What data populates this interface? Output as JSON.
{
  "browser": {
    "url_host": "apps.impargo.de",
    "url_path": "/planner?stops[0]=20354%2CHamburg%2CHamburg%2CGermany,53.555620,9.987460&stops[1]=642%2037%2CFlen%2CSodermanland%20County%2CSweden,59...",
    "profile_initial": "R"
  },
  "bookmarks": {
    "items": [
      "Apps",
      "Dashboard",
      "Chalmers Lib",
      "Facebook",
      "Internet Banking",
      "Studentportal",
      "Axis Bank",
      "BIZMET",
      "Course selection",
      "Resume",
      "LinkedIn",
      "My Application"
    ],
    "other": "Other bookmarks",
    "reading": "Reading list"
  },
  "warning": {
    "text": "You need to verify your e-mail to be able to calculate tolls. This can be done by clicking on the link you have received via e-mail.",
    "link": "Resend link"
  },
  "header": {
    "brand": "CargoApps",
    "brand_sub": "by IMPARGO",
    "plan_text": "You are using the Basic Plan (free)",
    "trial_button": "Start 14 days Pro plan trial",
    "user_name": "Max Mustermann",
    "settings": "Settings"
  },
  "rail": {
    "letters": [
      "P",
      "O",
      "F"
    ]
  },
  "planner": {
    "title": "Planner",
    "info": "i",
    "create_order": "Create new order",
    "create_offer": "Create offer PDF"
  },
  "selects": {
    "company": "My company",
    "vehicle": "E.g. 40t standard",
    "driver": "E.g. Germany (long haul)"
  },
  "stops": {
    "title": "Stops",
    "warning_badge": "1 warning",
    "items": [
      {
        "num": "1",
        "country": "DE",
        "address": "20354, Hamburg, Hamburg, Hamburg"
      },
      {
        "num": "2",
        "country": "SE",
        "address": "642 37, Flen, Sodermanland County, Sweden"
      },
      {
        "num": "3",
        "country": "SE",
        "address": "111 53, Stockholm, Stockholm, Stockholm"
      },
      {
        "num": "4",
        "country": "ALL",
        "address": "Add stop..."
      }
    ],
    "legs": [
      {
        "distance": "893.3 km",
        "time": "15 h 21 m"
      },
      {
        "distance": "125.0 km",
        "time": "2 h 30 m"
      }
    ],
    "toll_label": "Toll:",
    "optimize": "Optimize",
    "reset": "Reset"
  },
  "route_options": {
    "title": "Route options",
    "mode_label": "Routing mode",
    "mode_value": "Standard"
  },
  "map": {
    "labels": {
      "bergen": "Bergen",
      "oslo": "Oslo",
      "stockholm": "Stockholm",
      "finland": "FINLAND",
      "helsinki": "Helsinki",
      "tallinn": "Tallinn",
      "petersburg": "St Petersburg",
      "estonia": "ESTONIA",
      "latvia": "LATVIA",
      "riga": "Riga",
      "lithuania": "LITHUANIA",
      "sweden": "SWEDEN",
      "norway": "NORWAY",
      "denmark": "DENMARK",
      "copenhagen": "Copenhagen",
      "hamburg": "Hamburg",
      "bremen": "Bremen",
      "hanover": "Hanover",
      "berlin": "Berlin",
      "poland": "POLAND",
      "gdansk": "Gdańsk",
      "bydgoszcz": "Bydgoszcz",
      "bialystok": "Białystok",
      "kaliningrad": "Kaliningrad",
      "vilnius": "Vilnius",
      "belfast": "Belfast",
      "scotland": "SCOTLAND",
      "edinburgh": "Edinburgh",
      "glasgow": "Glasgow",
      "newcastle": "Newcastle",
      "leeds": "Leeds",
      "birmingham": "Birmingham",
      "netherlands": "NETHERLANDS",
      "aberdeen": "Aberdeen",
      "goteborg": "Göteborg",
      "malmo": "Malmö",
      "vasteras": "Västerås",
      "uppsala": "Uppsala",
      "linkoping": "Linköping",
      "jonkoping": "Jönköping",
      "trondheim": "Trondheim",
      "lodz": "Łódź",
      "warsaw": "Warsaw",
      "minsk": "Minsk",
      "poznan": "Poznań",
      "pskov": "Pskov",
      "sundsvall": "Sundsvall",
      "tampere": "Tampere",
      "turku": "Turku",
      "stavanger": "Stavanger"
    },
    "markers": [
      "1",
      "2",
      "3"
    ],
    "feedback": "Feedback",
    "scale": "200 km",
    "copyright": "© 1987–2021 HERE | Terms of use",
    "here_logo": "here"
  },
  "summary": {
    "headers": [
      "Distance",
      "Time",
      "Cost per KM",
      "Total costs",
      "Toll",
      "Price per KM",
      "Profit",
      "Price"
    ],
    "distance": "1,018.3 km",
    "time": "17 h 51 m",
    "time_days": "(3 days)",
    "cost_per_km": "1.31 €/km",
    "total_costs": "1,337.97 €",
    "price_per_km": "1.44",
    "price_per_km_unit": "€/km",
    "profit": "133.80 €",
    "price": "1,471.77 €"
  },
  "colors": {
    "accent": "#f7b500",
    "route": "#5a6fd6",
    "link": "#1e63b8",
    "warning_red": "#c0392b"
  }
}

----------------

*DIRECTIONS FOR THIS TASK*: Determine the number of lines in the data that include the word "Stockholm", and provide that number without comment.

*RESULT*: 2